In most European and American schools the academic year begins in September—a schedule originally devised to enable children to work on their family’s farms during peak agriculture months while still receiving a compulsory education.
This structure means that kids born before the cut-off date of August 31st are almost a full year younger than their peers who were born September 1st of the previous year. When you’re a child, this means a substantial difference in terms of intellectual and physical development.
September babies have a 12-month head start on their August counterparts, so they’re often perceived as smarter and more able. This, in turn, garners them additional attention and resources in the classroom; teachers give special attention to the students who show the most promise, which only serves to widen the gap further.
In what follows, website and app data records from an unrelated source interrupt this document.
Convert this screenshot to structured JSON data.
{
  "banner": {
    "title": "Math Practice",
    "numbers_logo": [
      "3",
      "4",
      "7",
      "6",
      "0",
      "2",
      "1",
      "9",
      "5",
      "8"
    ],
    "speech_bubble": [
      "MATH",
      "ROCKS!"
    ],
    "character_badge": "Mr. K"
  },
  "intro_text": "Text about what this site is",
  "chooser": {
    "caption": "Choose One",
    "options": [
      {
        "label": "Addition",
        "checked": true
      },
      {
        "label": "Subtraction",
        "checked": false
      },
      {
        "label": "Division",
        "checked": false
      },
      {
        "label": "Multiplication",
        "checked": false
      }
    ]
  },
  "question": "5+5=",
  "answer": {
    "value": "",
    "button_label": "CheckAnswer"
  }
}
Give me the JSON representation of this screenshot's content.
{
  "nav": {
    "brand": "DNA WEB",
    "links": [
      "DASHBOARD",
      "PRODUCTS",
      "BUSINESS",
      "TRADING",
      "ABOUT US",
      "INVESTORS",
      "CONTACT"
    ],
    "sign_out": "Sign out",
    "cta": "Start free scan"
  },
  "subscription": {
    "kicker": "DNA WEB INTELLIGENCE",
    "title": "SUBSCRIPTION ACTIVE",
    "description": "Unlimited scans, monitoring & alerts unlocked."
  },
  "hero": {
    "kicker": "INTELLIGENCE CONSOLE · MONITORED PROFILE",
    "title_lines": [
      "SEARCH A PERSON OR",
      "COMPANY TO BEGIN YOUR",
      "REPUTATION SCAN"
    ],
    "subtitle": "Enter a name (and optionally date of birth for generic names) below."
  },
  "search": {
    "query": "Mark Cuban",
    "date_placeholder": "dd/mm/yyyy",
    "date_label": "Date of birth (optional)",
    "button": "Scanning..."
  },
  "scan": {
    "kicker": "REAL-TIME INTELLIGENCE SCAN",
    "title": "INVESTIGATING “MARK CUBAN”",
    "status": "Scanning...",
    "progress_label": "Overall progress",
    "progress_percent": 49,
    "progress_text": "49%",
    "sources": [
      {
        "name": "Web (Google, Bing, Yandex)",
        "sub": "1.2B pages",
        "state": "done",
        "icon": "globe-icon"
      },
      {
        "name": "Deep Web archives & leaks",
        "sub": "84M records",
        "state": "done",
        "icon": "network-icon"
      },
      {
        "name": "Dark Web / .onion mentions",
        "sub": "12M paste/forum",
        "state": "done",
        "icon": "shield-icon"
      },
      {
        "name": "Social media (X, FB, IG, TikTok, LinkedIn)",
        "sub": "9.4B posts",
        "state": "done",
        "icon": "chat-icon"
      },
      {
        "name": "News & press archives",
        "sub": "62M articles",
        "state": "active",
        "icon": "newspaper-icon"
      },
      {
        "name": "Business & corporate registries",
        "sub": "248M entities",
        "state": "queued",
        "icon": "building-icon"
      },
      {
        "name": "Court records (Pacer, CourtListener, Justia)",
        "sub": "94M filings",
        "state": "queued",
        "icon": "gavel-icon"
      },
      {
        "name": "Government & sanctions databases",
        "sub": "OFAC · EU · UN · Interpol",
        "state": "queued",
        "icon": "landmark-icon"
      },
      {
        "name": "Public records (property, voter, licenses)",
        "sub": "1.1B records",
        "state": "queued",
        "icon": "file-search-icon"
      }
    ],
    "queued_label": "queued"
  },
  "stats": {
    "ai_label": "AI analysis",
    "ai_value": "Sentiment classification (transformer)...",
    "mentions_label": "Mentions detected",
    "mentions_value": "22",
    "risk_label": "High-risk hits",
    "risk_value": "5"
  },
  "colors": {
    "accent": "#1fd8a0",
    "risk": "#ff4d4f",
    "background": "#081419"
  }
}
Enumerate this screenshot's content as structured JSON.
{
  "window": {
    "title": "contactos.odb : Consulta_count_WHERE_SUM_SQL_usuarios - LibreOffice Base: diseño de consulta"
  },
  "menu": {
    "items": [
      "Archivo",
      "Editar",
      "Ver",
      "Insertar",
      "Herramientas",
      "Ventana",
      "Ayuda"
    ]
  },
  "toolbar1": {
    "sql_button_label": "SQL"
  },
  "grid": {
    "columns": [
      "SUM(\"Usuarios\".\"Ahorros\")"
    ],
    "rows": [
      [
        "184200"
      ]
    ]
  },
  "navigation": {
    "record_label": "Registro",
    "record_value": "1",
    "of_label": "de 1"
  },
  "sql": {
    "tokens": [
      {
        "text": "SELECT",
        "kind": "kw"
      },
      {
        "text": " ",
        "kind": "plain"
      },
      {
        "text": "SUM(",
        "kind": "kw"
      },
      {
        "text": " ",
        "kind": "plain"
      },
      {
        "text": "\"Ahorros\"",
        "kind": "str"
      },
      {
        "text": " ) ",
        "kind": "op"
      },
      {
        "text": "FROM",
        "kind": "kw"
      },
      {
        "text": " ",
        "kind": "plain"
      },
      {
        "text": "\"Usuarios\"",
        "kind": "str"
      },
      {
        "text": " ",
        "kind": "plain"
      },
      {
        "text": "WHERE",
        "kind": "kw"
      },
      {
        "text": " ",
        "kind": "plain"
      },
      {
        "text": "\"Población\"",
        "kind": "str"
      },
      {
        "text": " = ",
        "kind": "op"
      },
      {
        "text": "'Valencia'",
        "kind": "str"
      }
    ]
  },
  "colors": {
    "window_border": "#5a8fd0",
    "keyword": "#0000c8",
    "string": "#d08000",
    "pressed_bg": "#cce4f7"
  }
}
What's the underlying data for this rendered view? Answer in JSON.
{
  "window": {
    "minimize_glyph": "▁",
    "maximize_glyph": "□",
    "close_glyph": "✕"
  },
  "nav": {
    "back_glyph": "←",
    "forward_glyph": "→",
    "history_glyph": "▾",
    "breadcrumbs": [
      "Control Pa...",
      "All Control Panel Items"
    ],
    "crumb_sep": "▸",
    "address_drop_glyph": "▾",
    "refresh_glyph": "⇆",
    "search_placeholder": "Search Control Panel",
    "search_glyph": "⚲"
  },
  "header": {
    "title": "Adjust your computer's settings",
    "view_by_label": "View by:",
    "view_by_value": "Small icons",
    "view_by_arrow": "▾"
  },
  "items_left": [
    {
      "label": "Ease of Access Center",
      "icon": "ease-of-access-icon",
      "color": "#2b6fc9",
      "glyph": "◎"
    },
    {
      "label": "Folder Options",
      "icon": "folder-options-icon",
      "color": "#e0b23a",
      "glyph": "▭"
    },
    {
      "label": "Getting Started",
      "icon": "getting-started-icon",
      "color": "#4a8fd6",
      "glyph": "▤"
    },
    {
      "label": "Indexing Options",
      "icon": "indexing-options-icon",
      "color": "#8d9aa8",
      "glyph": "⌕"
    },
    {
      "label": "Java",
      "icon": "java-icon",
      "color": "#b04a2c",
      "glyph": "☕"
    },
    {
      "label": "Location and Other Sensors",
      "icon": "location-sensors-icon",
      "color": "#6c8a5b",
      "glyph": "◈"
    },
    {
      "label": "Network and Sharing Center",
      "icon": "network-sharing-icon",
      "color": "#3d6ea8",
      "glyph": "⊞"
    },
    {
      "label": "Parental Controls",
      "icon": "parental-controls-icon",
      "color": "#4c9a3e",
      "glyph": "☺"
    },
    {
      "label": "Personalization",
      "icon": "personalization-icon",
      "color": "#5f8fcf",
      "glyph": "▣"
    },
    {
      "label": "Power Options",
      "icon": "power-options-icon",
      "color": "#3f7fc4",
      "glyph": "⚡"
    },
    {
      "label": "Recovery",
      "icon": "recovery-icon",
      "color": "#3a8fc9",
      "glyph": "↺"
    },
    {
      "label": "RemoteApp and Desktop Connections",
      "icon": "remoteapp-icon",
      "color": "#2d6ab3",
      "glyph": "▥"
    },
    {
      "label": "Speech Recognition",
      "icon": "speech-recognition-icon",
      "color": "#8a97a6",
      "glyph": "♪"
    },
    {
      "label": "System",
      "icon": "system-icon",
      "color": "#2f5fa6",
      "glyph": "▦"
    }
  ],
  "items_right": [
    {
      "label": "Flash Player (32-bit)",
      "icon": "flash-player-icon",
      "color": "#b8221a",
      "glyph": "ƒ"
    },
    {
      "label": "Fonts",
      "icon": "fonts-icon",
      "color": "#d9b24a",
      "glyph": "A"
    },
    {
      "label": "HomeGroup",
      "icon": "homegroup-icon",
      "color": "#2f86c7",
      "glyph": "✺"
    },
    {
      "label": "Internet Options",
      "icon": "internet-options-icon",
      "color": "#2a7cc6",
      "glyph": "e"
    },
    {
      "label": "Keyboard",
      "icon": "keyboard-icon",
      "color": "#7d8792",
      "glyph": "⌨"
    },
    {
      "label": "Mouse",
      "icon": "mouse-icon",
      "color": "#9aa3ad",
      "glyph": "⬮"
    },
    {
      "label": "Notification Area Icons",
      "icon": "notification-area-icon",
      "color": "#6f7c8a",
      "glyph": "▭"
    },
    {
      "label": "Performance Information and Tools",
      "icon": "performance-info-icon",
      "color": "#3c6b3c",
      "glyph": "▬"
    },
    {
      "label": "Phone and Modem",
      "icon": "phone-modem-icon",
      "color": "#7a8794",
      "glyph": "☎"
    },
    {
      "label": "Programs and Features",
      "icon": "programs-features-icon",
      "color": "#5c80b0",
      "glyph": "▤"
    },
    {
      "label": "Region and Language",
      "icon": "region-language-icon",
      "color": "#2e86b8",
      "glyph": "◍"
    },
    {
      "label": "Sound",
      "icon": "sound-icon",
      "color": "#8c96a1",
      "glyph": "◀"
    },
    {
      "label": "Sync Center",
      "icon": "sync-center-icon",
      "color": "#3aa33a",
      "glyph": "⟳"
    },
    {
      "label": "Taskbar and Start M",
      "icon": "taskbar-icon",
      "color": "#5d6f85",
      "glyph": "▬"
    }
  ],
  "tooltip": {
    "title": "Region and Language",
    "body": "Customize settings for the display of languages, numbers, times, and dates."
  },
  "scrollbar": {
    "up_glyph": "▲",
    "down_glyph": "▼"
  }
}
As Malcolm Gladwell explains in his book Outliers: The Story of Success: If you make a decision about who is good and who is not good at an early age; if you separate the ‘talented’ from the ‘untalented’; and if you provide the ‘talented’ with a superior experience, then you’re going to end up giving a huge advantage to that small group of people born closest to the cutoff date.”
This effect, known as “month of birth bias,” was the subject of a recent study into school starting age. Researchers confirmed that individuals with September birthdays do better at school, have greater academic success at college, and have significantly lower rates of incarceration than June, July and August-born individuals.
That being said, there are, of course, innumerable anomalies. Just because you’re a summer baby doesn’t mean you won’t be CEO some day.